The Pennsylvania legislature is working to expand the number of disclosed salaries at large public universities by 8 times as much as the current requirement.
A recent court ruling puts Pennsylvania in the majority camp of states that have judicially recognized a right of public access to videos shot by automated cameras on police-car dashboards. Dash-cam videos have at times helped exposed police wrongdoing, though opponents argue that the videos can needlessly embarrass those being stopped by police.
A federal appeals court allowed student plaintiffs to go forward with due process and First Amendment challenges to the state of Arizona's decision to eliminate "ethnic studies" courses from the K-12 curriculum. The court's 3-0 decision is remarkable for recognizing that students have a constitutionally protected right to receive information even in the classroom setting, a principle that may strengthen the hand of future student plaintiffs.
A North Carolina school board tried to withhold the minutes of a closed-door discussion about the school superintendent's employment contract, claiming the minutes were a "personnel record." But a state appeals court disagreed. The ruling is a reminder that, despite what school lawyers often insist, not everything about personnel decisions is off-limits to journalists' scrutiny.

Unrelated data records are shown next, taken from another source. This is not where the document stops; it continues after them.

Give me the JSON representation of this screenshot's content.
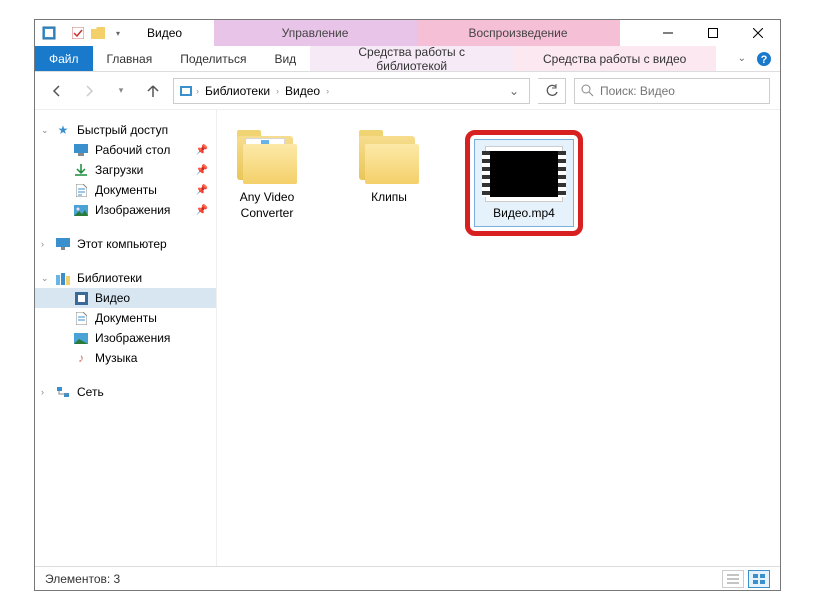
{
  "window_title": "Видео",
  "contextual": {
    "group1": "Управление",
    "group2": "Воспроизведение",
    "tab1": "Средства работы с библиотекой",
    "tab2": "Средства работы с видео"
  },
  "tabs": {
    "file": "Файл",
    "home": "Главная",
    "share": "Поделиться",
    "view": "Вид"
  },
  "breadcrumb": {
    "seg1": "Библиотеки",
    "seg2": "Видео"
  },
  "search": {
    "placeholder": "Поиск: Видео"
  },
  "sidebar": {
    "quick_access": "Быстрый доступ",
    "desktop": "Рабочий стол",
    "downloads": "Загрузки",
    "documents": "Документы",
    "pictures": "Изображения",
    "this_pc": "Этот компьютер",
    "libraries": "Библиотеки",
    "videos": "Видео",
    "lib_documents": "Документы",
    "lib_pictures": "Изображения",
    "music": "Музыка",
    "network": "Сеть"
  },
  "items": [
    {
      "name": "Any Video Converter",
      "type": "folder"
    },
    {
      "name": "Клипы",
      "type": "folder"
    },
    {
      "name": "Видео.mp4",
      "type": "video"
    }
  ],
  "status": {
    "count_label": "Элементов:",
    "count": "3"
  }
}
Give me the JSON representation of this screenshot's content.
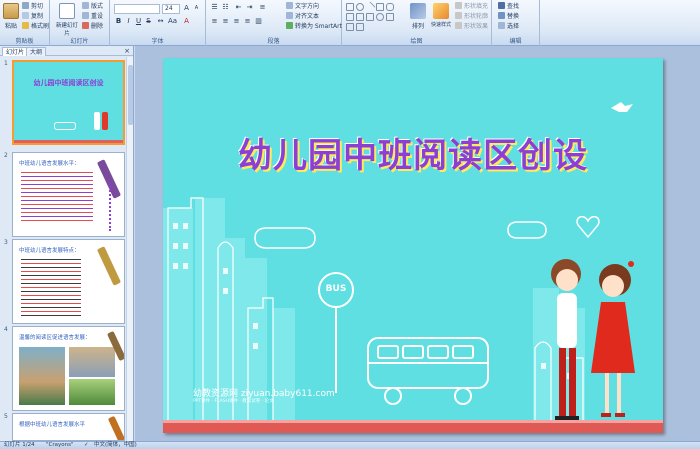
{
  "ribbon": {
    "groups": {
      "clipboard": "剪贴板",
      "slides": "幻灯片",
      "font": "字体",
      "paragraph": "段落",
      "drawing": "绘图",
      "editing": "编辑"
    },
    "clipboard": {
      "paste": "粘贴",
      "cut": "剪切",
      "copy": "复制",
      "format_painter": "格式刷"
    },
    "slides": {
      "new_slide": "新建幻灯片",
      "layout": "版式",
      "reset": "重设",
      "delete": "删除"
    },
    "font": {
      "font_name": "",
      "font_size": "24"
    },
    "paragraph": {
      "text_direction": "文字方向",
      "align_text": "对齐文本",
      "smartart": "转换为 SmartArt"
    },
    "drawing": {
      "arrange": "排列",
      "quick_styles": "快速样式",
      "shape_fill": "形状填充",
      "shape_outline": "形状轮廓",
      "shape_effects": "形状效果"
    },
    "editing": {
      "find": "查找",
      "replace": "替换",
      "select": "选择"
    }
  },
  "panel": {
    "tabs": [
      "幻灯片",
      "大纲"
    ],
    "close": "×",
    "slides": [
      {
        "num": "1",
        "title": "幼儿园中班阅读区创设"
      },
      {
        "num": "2",
        "title": "中班幼儿语言发展水平："
      },
      {
        "num": "3",
        "title": "中班幼儿语言发展特点："
      },
      {
        "num": "4",
        "title": "温馨的阅读区促进语言发展："
      },
      {
        "num": "5",
        "title": "根据中班幼儿语言发展水平"
      }
    ]
  },
  "slide": {
    "title": "幼儿园中班阅读区创设",
    "bus_sign": "BUS",
    "watermark": "幼教资源网 ziyuan.baby611.com",
    "watermark_sub": "PPT课件 · FLASH课件 · 教案试卷 · 论文"
  },
  "status": {
    "slide_info": "幻灯片 1/24",
    "theme": "\"Crayons\"",
    "language": "中文(简体，中国)"
  },
  "colors": {
    "slide_bg": "#5fdfe2",
    "title": "#8b3fd4",
    "selection": "#f39c32"
  }
}
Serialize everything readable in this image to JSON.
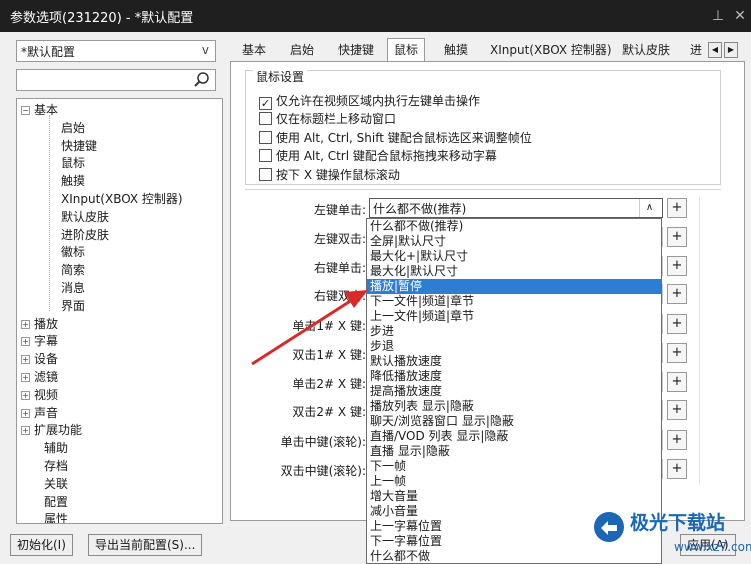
{
  "window": {
    "title": "参数选项(231220) - *默认配置",
    "pin_icon": "pin-icon",
    "close_icon": "close-icon"
  },
  "left": {
    "profile_combo": "*默认配置",
    "search_placeholder": "",
    "tree": {
      "basic": "基本",
      "basic_children": [
        "启始",
        "快捷键",
        "鼠标",
        "触摸",
        "XInput(XBOX 控制器)",
        "默认皮肤",
        "进阶皮肤",
        "徽标",
        "简索",
        "消息",
        "界面"
      ],
      "groups": [
        "播放",
        "字幕",
        "设备",
        "滤镜",
        "视频",
        "声音",
        "扩展功能"
      ],
      "leaves": [
        "辅助",
        "存档",
        "关联",
        "配置",
        "属性"
      ]
    }
  },
  "tabs": [
    "基本",
    "启始",
    "快捷键",
    "鼠标",
    "触摸",
    "XInput(XBOX 控制器)",
    "默认皮肤",
    "进"
  ],
  "active_tab": "鼠标",
  "mouse_settings": {
    "group_title": "鼠标设置",
    "options": [
      {
        "label": "仅允许在视频区域内执行左键单击操作",
        "checked": true
      },
      {
        "label": "仅在标题栏上移动窗口",
        "checked": false
      },
      {
        "label": "使用 Alt, Ctrl, Shift 键配合鼠标选区来调整帧位",
        "checked": false
      },
      {
        "label": "使用 Alt, Ctrl 键配合鼠标拖拽来移动字幕",
        "checked": false
      },
      {
        "label": "按下 X 键操作鼠标滚动",
        "checked": false
      }
    ],
    "rows": [
      "左键单击:",
      "左键双击:",
      "右键单击:",
      "右键双击:",
      "单击1# X 键:",
      "双击1# X 键:",
      "单击2# X 键:",
      "双击2# X 键:",
      "单击中键(滚轮):",
      "双击中键(滚轮):"
    ],
    "left_click_value": "什么都不做(推荐)"
  },
  "dropdown": {
    "items": [
      "什么都不做(推荐)",
      "全屏|默认尺寸",
      "最大化+|默认尺寸",
      "最大化|默认尺寸",
      "播放|暂停",
      "下一文件|频道|章节",
      "上一文件|频道|章节",
      "步进",
      "步退",
      "默认播放速度",
      "降低播放速度",
      "提高播放速度",
      "播放列表 显示|隐蔽",
      "聊天/浏览器窗口 显示|隐蔽",
      "直播/VOD 列表 显示|隐蔽",
      "直播 显示|隐蔽",
      "下一帧",
      "上一帧",
      "增大音量",
      "减小音量",
      "上一字幕位置",
      "下一字幕位置",
      "什么都不做"
    ],
    "selected_index": 4
  },
  "buttons": {
    "init": "初始化(I)",
    "export": "导出当前配置(S)...",
    "apply": "应用(A)"
  },
  "watermark": {
    "brand": "极光下载站",
    "url": "www.xz7.com"
  }
}
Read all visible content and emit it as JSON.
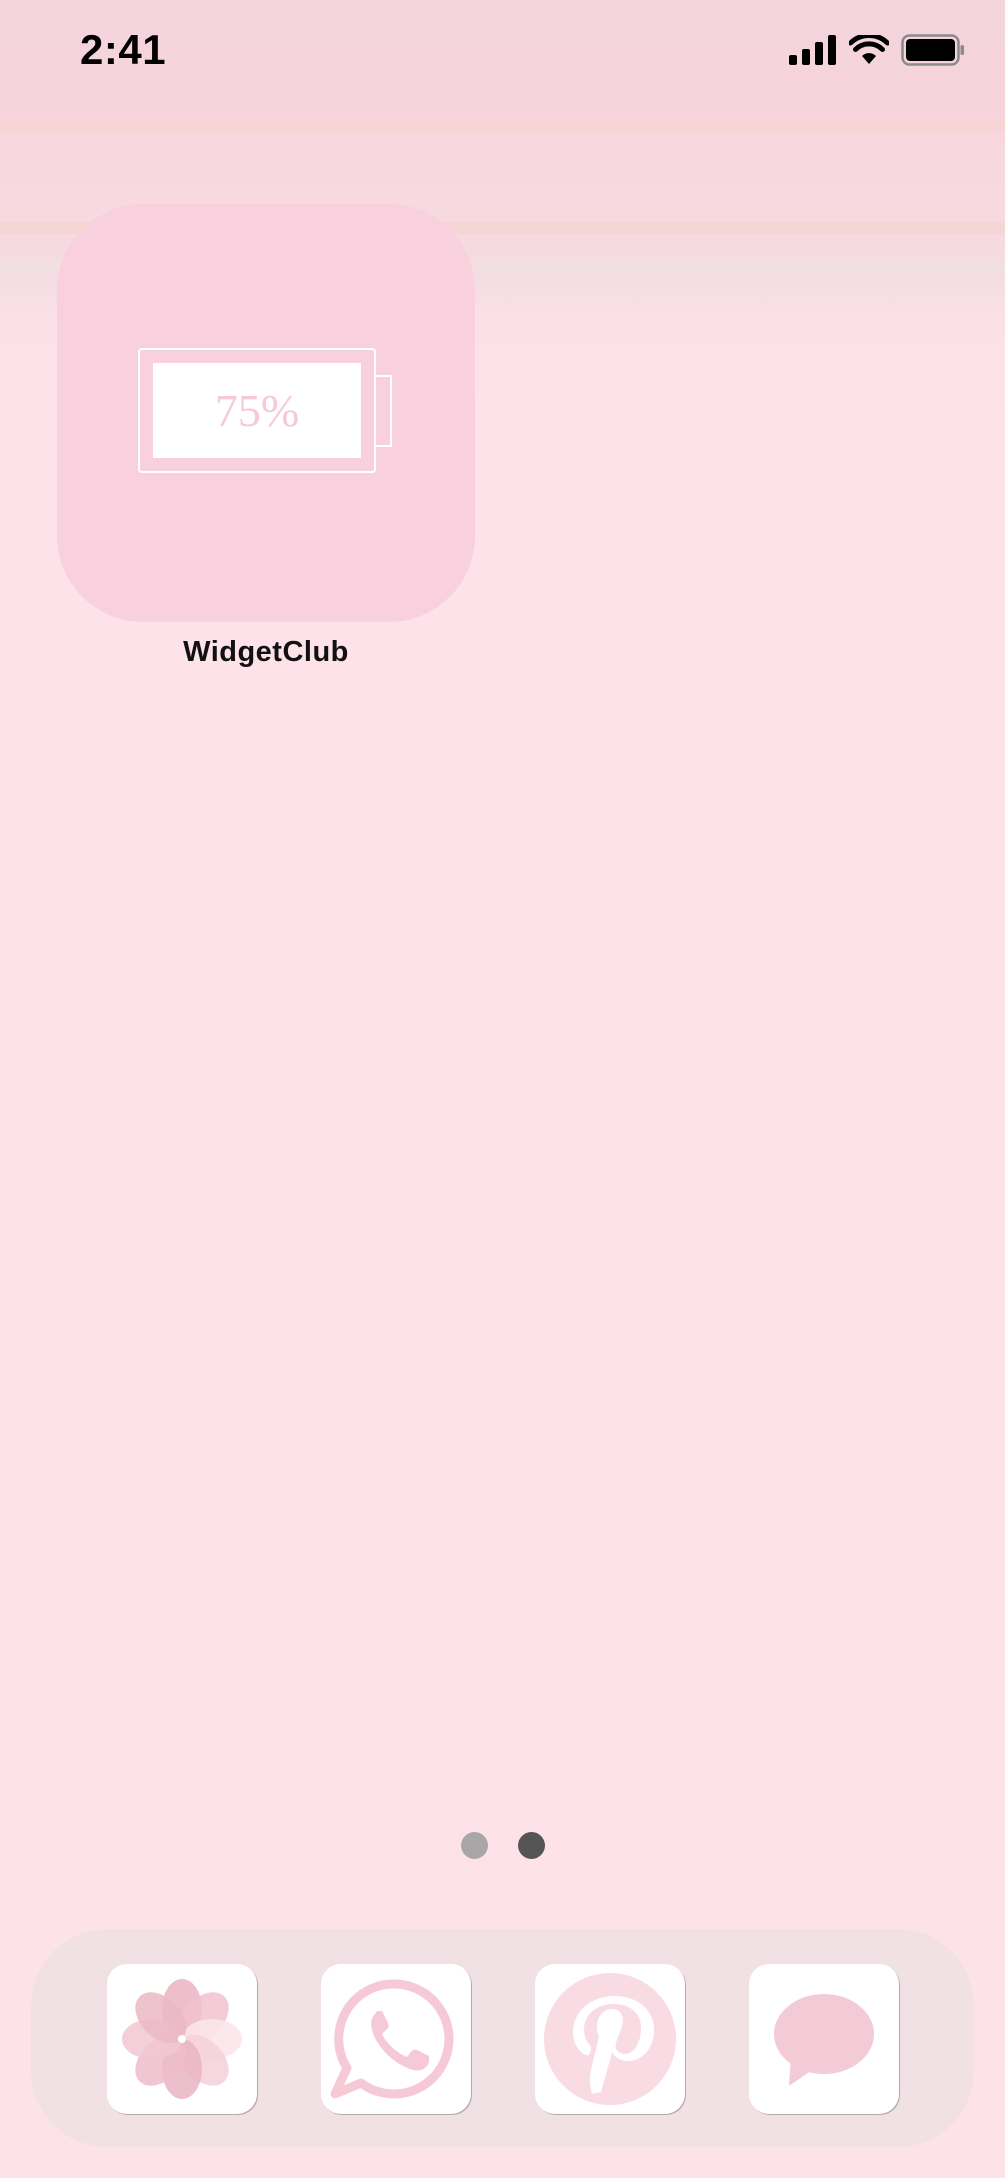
{
  "status_bar": {
    "time": "2:41",
    "icons": [
      "cellular-signal-icon",
      "wifi-icon",
      "battery-icon"
    ]
  },
  "widget": {
    "battery_percent_text": "75%",
    "battery_level": 0.75,
    "app_label": "WidgetClub"
  },
  "page_indicator": {
    "pages": 2,
    "current_page": 2
  },
  "dock": {
    "apps": [
      {
        "name": "Photos",
        "icon": "photos-flower-icon"
      },
      {
        "name": "WhatsApp",
        "icon": "whatsapp-icon"
      },
      {
        "name": "Pinterest",
        "icon": "pinterest-icon"
      },
      {
        "name": "Messages",
        "icon": "messages-bubble-icon"
      }
    ]
  },
  "colors": {
    "wallpaper": "#fde3e9",
    "widget_bg": "#f9d1de",
    "icon_pink": "#f6c9d6",
    "dot_inactive": "#a8a6a7",
    "dot_active": "#555555",
    "dock_bg": "#f1e0e4"
  }
}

The California audit found 13 reporting errors. Only one college audited correctly reported its crime statistics.